Exercise objective: Could you extract every entry below and reproduce it exactly?

Exercise materials:
━━━━
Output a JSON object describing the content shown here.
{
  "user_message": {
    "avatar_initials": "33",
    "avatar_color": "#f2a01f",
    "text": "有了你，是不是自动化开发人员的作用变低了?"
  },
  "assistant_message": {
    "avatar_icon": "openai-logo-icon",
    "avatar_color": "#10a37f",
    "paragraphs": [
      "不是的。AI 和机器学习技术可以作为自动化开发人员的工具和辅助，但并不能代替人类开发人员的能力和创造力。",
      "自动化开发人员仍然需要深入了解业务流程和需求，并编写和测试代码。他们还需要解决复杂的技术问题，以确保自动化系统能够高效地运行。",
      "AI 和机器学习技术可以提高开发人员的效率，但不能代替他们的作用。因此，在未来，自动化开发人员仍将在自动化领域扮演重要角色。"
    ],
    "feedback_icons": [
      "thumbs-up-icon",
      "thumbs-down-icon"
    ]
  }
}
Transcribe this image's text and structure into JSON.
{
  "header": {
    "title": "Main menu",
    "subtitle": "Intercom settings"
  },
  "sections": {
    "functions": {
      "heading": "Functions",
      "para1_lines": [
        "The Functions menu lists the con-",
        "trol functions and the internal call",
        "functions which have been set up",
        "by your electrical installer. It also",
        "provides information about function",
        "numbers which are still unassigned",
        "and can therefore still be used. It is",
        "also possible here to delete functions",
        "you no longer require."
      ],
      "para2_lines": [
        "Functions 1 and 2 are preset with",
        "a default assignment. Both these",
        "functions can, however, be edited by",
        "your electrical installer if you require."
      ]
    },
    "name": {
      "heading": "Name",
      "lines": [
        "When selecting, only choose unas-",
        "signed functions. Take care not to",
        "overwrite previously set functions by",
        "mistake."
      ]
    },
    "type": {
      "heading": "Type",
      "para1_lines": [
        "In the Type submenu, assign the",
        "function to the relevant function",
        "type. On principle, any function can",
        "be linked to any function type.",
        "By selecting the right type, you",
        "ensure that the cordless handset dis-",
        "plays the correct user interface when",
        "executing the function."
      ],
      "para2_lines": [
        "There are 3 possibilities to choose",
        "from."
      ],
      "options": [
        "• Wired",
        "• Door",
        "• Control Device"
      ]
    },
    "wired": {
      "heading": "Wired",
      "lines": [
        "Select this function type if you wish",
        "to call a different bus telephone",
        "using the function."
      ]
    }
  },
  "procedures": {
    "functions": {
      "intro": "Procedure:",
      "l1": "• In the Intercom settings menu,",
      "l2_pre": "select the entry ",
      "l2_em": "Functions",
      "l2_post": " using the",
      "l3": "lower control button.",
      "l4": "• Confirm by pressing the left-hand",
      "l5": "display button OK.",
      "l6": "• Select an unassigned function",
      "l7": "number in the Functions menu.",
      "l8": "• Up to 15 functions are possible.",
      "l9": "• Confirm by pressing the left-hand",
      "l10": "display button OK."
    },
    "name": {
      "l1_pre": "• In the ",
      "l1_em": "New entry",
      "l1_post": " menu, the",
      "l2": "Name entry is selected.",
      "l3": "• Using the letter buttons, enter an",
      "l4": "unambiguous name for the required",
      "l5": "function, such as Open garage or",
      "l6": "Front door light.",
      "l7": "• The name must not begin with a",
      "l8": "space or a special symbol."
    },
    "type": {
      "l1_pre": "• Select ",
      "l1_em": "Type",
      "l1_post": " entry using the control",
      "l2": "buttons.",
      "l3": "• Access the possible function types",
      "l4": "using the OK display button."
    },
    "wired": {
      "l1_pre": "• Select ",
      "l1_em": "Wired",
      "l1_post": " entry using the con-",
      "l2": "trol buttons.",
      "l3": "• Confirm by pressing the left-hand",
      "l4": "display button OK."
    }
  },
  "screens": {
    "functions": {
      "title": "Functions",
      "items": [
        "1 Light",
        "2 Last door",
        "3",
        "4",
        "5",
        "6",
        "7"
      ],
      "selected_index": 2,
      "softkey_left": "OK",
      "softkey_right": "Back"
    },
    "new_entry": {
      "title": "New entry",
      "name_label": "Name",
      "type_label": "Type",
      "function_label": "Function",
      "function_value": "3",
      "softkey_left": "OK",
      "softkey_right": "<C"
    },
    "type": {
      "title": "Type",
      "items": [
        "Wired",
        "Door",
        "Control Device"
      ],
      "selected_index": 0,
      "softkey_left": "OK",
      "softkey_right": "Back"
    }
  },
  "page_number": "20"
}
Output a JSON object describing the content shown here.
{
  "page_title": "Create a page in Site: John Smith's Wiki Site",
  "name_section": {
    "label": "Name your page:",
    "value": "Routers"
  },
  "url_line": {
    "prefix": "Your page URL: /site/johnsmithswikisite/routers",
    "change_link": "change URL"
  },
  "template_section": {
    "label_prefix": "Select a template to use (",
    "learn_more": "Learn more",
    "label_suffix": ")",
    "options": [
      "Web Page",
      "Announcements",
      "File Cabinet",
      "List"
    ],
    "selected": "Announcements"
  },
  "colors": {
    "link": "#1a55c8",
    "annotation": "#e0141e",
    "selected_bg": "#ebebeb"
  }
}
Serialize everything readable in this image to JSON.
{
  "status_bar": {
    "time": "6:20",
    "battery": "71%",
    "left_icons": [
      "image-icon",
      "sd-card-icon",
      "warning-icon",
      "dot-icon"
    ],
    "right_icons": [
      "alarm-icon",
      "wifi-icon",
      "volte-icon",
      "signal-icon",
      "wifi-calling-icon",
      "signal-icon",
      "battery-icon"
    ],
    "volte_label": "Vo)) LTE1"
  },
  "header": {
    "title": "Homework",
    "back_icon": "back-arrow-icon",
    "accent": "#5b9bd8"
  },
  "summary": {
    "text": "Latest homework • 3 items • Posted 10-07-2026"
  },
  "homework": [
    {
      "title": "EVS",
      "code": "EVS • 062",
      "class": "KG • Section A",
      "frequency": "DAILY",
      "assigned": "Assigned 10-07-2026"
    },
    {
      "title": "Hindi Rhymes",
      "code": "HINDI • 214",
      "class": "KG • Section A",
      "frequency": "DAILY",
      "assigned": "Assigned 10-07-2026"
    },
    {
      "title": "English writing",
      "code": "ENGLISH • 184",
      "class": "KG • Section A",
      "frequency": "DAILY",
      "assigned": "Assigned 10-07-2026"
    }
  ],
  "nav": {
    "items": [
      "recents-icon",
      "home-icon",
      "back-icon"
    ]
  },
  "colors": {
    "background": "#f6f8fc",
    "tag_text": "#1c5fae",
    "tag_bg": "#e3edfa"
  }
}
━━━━
Exercise output:
Output a JSON object describing the content shown here.
{
  "user_message": {
    "avatar_initials": "33",
    "avatar_color": "#f2a01f",
    "text": "有了你，是不是自动化开发人员的作用变低了?"
  },
  "assistant_message": {
    "avatar_icon": "openai-logo-icon",
    "avatar_color": "#10a37f",
    "paragraphs": [
      "不是的。AI 和机器学习技术可以作为自动化开发人员的工具和辅助，但并不能代替人类开发人员的能力和创造力。",
      "自动化开发人员仍然需要深入了解业务流程和需求，并编写和测试代码。他们还需要解决复杂的技术问题，以确保自动化系统能够高效地运行。",
      "AI 和机器学习技术可以提高开发人员的效率，但不能代替他们的作用。因此，在未来，自动化开发人员仍将在自动化领域扮演重要角色。"
    ],
    "feedback_icons": [
      "thumbs-up-icon",
      "thumbs-down-icon"
    ]
  }
}
Transcribe this image's text and structure into JSON.
{
  "header": {
    "title": "Main menu",
    "subtitle": "Intercom settings"
  },
  "sections": {
    "functions": {
      "heading": "Functions",
      "para1_lines": [
        "The Functions menu lists the con-",
        "trol functions and the internal call",
        "functions which have been set up",
        "by your electrical installer. It also",
        "provides information about function",
        "numbers which are still unassigned",
        "and can therefore still be used. It is",
        "also possible here to delete functions",
        "you no longer require."
      ],
      "para2_lines": [
        "Functions 1 and 2 are preset with",
        "a default assignment. Both these",
        "functions can, however, be edited by",
        "your electrical installer if you require."
      ]
    },
    "name": {
      "heading": "Name",
      "lines": [
        "When selecting, only choose unas-",
        "signed functions. Take care not to",
        "overwrite previously set functions by",
        "mistake."
      ]
    },
    "type": {
      "heading": "Type",
      "para1_lines": [
        "In the Type submenu, assign the",
        "function to the relevant function",
        "type. On principle, any function can",
        "be linked to any function type.",
        "By selecting the right type, you",
        "ensure that the cordless handset dis-",
        "plays the correct user interface when",
        "executing the function."
      ],
      "para2_lines": [
        "There are 3 possibilities to choose",
        "from."
      ],
      "options": [
        "• Wired",
        "• Door",
        "• Control Device"
      ]
    },
    "wired": {
      "heading": "Wired",
      "lines": [
        "Select this function type if you wish",
        "to call a different bus telephone",
        "using the function."
      ]
    }
  },
  "procedures": {
    "functions": {
      "intro": "Procedure:",
      "l1": "• In the Intercom settings menu,",
      "l2_pre": "select the entry ",
      "l2_em": "Functions",
      "l2_post": " using the",
      "l3": "lower control button.",
      "l4": "• Confirm by pressing the left-hand",
      "l5": "display button OK.",
      "l6": "• Select an unassigned function",
      "l7": "number in the Functions menu.",
      "l8": "• Up to 15 functions are possible.",
      "l9": "• Confirm by pressing the left-hand",
      "l10": "display button OK."
    },
    "name": {
      "l1_pre": "• In the ",
      "l1_em": "New entry",
      "l1_post": " menu, the",
      "l2": "Name entry is selected.",
      "l3": "• Using the letter buttons, enter an",
      "l4": "unambiguous name for the required",
      "l5": "function, such as Open garage or",
      "l6": "Front door light.",
      "l7": "• The name must not begin with a",
      "l8": "space or a special symbol."
    },
    "type": {
      "l1_pre": "• Select ",
      "l1_em": "Type",
      "l1_post": " entry using the control",
      "l2": "buttons.",
      "l3": "• Access the possible function types",
      "l4": "using the OK display button."
    },
    "wired": {
      "l1_pre": "• Select ",
      "l1_em": "Wired",
      "l1_post": " entry using the con-",
      "l2": "trol buttons.",
      "l3": "• Confirm by pressing the left-hand",
      "l4": "display button OK."
    }
  },
  "screens": {
    "functions": {
      "title": "Functions",
      "items": [
        "1 Light",
        "2 Last door",
        "3",
        "4",
        "5",
        "6",
        "7"
      ],
      "selected_index": 2,
      "softkey_left": "OK",
      "softkey_right": "Back"
    },
    "new_entry": {
      "title": "New entry",
      "name_label": "Name",
      "type_label": "Type",
      "function_label": "Function",
      "function_value": "3",
      "softkey_left": "OK",
      "softkey_right": "<C"
    },
    "type": {
      "title": "Type",
      "items": [
        "Wired",
        "Door",
        "Control Device"
      ],
      "selected_index": 0,
      "softkey_left": "OK",
      "softkey_right": "Back"
    }
  },
  "page_number": "20"
}
Output a JSON object describing the content shown here.
{
  "page_title": "Create a page in Site: John Smith's Wiki Site",
  "name_section": {
    "label": "Name your page:",
    "value": "Routers"
  },
  "url_line": {
    "prefix": "Your page URL: /site/johnsmithswikisite/routers",
    "change_link": "change URL"
  },
  "template_section": {
    "label_prefix": "Select a template to use (",
    "learn_more": "Learn more",
    "label_suffix": ")",
    "options": [
      "Web Page",
      "Announcements",
      "File Cabinet",
      "List"
    ],
    "selected": "Announcements"
  },
  "colors": {
    "link": "#1a55c8",
    "annotation": "#e0141e",
    "selected_bg": "#ebebeb"
  }
}
Serialize everything readable in this image to JSON.
{
  "status_bar": {
    "time": "6:20",
    "battery": "71%",
    "left_icons": [
      "image-icon",
      "sd-card-icon",
      "warning-icon",
      "dot-icon"
    ],
    "right_icons": [
      "alarm-icon",
      "wifi-icon",
      "volte-icon",
      "signal-icon",
      "wifi-calling-icon",
      "signal-icon",
      "battery-icon"
    ],
    "volte_label": "Vo)) LTE1"
  },
  "header": {
    "title": "Homework",
    "back_icon": "back-arrow-icon",
    "accent": "#5b9bd8"
  },
  "summary": {
    "text": "Latest homework • 3 items • Posted 10-07-2026"
  },
  "homework": [
    {
      "title": "EVS",
      "code": "EVS • 062",
      "class": "KG • Section A",
      "frequency": "DAILY",
      "assigned": "Assigned 10-07-2026"
    },
    {
      "title": "Hindi Rhymes",
      "code": "HINDI • 214",
      "class": "KG • Section A",
      "frequency": "DAILY",
      "assigned": "Assigned 10-07-2026"
    },
    {
      "title": "English writing",
      "code": "ENGLISH • 184",
      "class": "KG • Section A",
      "frequency": "DAILY",
      "assigned": "Assigned 10-07-2026"
    }
  ],
  "nav": {
    "items": [
      "recents-icon",
      "home-icon",
      "back-icon"
    ]
  },
  "colors": {
    "background": "#f6f8fc",
    "tag_text": "#1c5fae",
    "tag_bg": "#e3edfa"
  }
}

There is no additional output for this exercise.